* **INPUT FOR THIS TASK**:
================================

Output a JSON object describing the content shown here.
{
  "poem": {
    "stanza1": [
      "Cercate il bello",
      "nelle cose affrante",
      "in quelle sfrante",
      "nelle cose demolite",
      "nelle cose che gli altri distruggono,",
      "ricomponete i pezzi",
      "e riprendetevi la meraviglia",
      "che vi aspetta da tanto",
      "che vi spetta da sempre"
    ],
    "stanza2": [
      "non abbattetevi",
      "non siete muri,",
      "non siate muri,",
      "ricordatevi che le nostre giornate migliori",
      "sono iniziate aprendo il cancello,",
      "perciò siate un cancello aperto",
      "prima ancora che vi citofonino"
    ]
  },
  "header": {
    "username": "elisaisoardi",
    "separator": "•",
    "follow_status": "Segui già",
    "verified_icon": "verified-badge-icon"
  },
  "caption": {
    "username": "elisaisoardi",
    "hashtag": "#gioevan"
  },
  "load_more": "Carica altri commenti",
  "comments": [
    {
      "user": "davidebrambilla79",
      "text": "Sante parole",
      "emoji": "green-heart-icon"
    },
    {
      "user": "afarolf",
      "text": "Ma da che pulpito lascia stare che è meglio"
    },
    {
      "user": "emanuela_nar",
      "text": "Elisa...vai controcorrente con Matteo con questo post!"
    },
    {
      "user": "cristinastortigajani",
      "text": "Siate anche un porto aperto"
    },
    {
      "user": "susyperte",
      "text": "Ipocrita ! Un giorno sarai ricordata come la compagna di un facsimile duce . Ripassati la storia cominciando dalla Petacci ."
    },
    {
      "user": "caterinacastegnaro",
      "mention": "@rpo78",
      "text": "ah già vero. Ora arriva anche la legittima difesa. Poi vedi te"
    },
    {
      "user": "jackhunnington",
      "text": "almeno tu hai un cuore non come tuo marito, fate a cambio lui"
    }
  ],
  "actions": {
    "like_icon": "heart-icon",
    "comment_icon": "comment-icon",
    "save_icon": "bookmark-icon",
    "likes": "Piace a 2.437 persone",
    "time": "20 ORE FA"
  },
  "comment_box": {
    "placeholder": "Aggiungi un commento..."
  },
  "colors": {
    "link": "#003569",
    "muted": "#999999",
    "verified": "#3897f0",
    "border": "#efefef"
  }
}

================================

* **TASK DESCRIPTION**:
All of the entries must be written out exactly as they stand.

* **SOLVED EXERCISE**:
Output a JSON object describing the content shown here.
{
  "poem": {
    "stanza1": [
      "Cercate il bello",
      "nelle cose affrante",
      "in quelle sfrante",
      "nelle cose demolite",
      "nelle cose che gli altri distruggono,",
      "ricomponete i pezzi",
      "e riprendetevi la meraviglia",
      "che vi aspetta da tanto",
      "che vi spetta da sempre"
    ],
    "stanza2": [
      "non abbattetevi",
      "non siete muri,",
      "non siate muri,",
      "ricordatevi che le nostre giornate migliori",
      "sono iniziate aprendo il cancello,",
      "perciò siate un cancello aperto",
      "prima ancora che vi citofonino"
    ]
  },
  "header": {
    "username": "elisaisoardi",
    "separator": "•",
    "follow_status": "Segui già",
    "verified_icon": "verified-badge-icon"
  },
  "caption": {
    "username": "elisaisoardi",
    "hashtag": "#gioevan"
  },
  "load_more": "Carica altri commenti",
  "comments": [
    {
      "user": "davidebrambilla79",
      "text": "Sante parole",
      "emoji": "green-heart-icon"
    },
    {
      "user": "afarolf",
      "text": "Ma da che pulpito lascia stare che è meglio"
    },
    {
      "user": "emanuela_nar",
      "text": "Elisa...vai controcorrente con Matteo con questo post!"
    },
    {
      "user": "cristinastortigajani",
      "text": "Siate anche un porto aperto"
    },
    {
      "user": "susyperte",
      "text": "Ipocrita ! Un giorno sarai ricordata come la compagna di un facsimile duce . Ripassati la storia cominciando dalla Petacci ."
    },
    {
      "user": "caterinacastegnaro",
      "mention": "@rpo78",
      "text": "ah già vero. Ora arriva anche la legittima difesa. Poi vedi te"
    },
    {
      "user": "jackhunnington",
      "text": "almeno tu hai un cuore non come tuo marito, fate a cambio lui"
    }
  ],
  "actions": {
    "like_icon": "heart-icon",
    "comment_icon": "comment-icon",
    "save_icon": "bookmark-icon",
    "likes": "Piace a 2.437 persone",
    "time": "20 ORE FA"
  },
  "comment_box": {
    "placeholder": "Aggiungi un commento..."
  },
  "colors": {
    "link": "#003569",
    "muted": "#999999",
    "verified": "#3897f0",
    "border": "#efefef"
  }
}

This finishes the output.